“Songshine was a kind of miracle. I was lucky enough to be part of making it happen.” — Gillian Moor
You may have heard their hit single, Nah Boy, on the radio, or seen the high energy video circulating online. For Mark Hardy and Yung Rudd, this is just the beginning.
Isaac “Yung Rudd” Rudder and Marcus “Mark Hardy” Braveboy—part of Xplicit Entertainment, a collaborative group of music producers, songwriters and performers—met in studio in 2011 and have been working together ever since.
“Marcus’s energy, you see Marcus right now, he’s happy and inviting, so it was really easy to work with because I’m like that too, I like comfort,” Rudder said during the interview on May 20. He added, “From then on we just realised we have a really good creative energy.”
The respect they have for each other is obvious, and it’s easy to see where the energy in the viral videos for their singles Pumpin’ and Nah Boy come from. While the artists have very different styles—Braveboy’s is more of a chant, heavily influenced by dancehall; Rudder’s follows traditional rap techniques—the two have found a way to balance and complement each other.
“When Braveboy might be writing one verse I might give him some rap advice and when I might be doing something he might tell me, ‘nah you should flow it like this. It sounds better,'" said Rudder. "So it's perfect. I think our styles help us grow and learn new things.”

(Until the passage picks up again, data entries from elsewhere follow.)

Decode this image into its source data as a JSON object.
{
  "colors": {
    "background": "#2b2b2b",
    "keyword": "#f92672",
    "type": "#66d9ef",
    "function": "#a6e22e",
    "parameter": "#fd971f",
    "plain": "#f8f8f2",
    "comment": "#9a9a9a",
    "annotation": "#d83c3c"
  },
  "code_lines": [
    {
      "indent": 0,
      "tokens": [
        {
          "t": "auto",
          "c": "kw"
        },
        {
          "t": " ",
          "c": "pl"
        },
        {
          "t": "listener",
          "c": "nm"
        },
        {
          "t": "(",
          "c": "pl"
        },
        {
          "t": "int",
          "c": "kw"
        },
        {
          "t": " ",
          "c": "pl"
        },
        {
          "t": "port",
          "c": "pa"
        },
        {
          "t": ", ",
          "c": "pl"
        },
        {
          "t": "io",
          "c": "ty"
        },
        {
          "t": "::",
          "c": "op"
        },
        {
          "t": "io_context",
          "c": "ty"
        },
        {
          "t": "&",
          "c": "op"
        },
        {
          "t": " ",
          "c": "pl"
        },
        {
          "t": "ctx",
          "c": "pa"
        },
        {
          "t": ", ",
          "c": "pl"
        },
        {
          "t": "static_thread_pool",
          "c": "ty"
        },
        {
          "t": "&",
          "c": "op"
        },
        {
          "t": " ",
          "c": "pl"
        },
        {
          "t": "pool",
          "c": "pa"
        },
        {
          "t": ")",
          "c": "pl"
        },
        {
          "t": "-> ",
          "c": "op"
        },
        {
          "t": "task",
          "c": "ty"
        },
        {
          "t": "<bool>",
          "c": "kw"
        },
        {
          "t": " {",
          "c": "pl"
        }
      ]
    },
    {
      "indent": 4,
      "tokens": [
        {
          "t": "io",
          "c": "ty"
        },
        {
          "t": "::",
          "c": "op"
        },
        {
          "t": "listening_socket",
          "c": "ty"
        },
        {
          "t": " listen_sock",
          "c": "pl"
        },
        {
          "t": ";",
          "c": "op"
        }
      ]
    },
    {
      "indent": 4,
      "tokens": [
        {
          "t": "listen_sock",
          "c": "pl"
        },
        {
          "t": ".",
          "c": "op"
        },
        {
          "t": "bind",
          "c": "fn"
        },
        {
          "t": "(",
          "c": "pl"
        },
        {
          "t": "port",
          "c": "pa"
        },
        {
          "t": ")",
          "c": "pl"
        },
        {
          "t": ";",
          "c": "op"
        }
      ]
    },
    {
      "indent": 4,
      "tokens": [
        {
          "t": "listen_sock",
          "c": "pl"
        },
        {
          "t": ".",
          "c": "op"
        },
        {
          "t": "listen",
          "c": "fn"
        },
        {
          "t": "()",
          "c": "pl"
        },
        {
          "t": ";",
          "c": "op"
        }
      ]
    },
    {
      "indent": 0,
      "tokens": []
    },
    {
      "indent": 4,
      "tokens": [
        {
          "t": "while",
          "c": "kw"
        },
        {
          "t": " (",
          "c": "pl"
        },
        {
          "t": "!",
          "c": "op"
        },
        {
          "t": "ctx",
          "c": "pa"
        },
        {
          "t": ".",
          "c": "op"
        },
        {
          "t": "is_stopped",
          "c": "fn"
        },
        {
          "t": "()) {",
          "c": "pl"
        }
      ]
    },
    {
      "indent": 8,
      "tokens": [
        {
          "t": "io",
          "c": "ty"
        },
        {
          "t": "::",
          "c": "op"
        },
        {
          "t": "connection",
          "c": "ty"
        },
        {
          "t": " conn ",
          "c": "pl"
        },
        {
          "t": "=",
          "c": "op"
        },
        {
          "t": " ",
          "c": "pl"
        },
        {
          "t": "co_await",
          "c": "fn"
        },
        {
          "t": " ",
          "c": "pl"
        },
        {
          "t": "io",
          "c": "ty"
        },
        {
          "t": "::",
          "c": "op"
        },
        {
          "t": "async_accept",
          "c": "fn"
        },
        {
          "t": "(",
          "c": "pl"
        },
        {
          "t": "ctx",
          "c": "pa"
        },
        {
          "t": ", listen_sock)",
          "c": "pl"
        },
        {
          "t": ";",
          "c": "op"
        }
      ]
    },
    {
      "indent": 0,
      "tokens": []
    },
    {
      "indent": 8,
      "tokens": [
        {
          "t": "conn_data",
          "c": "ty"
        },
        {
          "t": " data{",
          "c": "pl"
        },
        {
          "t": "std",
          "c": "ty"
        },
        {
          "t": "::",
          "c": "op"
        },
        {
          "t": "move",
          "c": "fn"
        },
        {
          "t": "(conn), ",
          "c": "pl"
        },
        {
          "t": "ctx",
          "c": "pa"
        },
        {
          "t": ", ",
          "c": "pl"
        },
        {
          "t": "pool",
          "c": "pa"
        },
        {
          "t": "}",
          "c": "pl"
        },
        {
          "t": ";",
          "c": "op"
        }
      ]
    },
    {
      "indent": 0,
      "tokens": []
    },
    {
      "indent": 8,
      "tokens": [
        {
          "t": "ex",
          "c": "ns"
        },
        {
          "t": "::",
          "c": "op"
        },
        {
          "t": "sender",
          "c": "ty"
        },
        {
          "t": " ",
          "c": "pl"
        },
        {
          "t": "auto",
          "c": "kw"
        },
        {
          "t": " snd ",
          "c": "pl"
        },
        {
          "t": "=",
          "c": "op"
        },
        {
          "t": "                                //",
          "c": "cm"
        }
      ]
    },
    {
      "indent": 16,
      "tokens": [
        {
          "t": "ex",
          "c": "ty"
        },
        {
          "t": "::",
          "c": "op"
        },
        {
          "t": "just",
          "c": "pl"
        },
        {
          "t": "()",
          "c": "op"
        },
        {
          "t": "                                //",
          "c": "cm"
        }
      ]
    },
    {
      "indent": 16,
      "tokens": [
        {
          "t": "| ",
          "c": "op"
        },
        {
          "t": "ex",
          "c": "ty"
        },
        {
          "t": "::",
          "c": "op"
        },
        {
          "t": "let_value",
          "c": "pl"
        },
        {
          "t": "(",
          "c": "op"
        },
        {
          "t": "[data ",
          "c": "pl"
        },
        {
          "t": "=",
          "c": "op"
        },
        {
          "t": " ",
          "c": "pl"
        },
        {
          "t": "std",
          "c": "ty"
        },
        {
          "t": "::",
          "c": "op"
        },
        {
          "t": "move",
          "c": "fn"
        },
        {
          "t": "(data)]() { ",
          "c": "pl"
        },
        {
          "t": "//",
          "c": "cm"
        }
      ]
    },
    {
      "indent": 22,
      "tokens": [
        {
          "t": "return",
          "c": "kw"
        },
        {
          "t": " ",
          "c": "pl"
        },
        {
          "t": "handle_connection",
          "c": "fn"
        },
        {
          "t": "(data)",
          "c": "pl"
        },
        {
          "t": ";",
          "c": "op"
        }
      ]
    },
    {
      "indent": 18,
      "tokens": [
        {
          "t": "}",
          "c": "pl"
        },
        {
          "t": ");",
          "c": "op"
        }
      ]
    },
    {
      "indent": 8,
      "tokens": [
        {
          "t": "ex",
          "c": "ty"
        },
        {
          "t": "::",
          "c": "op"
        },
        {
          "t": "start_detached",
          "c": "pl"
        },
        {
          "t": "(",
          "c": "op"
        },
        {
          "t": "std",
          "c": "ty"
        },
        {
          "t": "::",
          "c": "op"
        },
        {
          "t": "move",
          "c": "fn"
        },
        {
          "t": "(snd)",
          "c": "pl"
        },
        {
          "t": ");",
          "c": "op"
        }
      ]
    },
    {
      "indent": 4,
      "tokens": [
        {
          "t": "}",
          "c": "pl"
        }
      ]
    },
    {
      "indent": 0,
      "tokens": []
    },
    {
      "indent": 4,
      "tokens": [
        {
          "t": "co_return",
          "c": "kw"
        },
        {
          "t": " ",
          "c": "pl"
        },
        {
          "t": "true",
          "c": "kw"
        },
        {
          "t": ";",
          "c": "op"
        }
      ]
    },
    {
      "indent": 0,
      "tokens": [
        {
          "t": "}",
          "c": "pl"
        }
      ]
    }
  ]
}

He added, “I think the fact that I was also a metal fan made me like really intricate lyrics. So when it comes to the songwriting part I like to go a long way with it and also I like smooth, chill melodies.”
Both Braveboy and Rudder come from musical families, but they got their start in rap at different stages. Braveboy, now 29, got into the genre at 15 when he met Ken Holder, the then producer for the now defunct soca group 3Suns. His father, television personality Hilton Braveboy has always supported his musical endeavours.
Rudder on the other hand admits that as a child he didn’t even like rap. In his teens he used songwriting as a way to process feelings and didn’t even consider rapping until his early 20s.
Even though he’s a son of calypso legend David Rudder, he has still managed to carve a space for himself on his own.
Rudder, 25, prefers to play down his heritage, but Braveboy thinks it’s worth sharing.
“I mention it because it's a story people like to hear,” he said. “You know like how Damien Marley is the son of Bob Marley? I think people like legacies passing on.”
Braveboy and Rudder’s next project is a studio album entitled Trinidad and Tobago Trap music or TTT.
The album will include their two radio singles Pumpin’ and Nah Boy and a genre they describe as trapso—Atlanta trap music with local kaiso and soca flavours.
From the title go down, Braveboy and Rudder have filled their collaborative album with local pop culture references.
“I think people in the generation that coming up they don't know about TTT, Mastana Bahar, things like that. So we kind of using those Tan Tan and Sagaboy, stuff like that we grew up on we trying to educate young people on it but in a cool way,” said Braveboy.
For them the album is a way to remain connected.
“We want everybody in Trinidad to feel included into this new wave of making Trinidad cool,” Rudder said. “We want them to feel included in it. It's not just for the younger generation; it's for the older heads as well.”
This theme of inclusivity runs through the range of artists Braveboy and Rudder plan on working with for the upcoming album. Braveboy has already collaborated with the rock band 5 Miles to Midnight. Big names like Kevon Carter of Imij and Company and Nebula868, as well as upcoming artists like Inzey and 3Kings will join the duo on TTT.
“It’s just friends,” Braveboy said. “Especially from the younger generation of artistes, we want to bring everybody together. Show unity. I support you, you support me. We do projects together, you in my video, I’m in your video.”
The duo is being received well. Their individual Facebook fanpages have healthy audiences and the videos have several thousand views each. The songs are getting airtime on the all major urban radio stations and they have performance gigs lined up for June, July and August.
“Before we would still have to reach out to people and say, ‘ay you know we sing and we do this’, but now people are reaching out to us,” said Braveboy. “It's a nice feeling to know that you making progress and being rewarded for your hard work.”
The album, Trinidad and Tobago Trap Music is expected to drop some time around September 2014, and fans can expect a new single in early June.
You can find out more about them at bit.ly/yungrudd or by visiting their Facebook pages at facebook.com/markhardymusic and facebook.com/xplicitentertainment.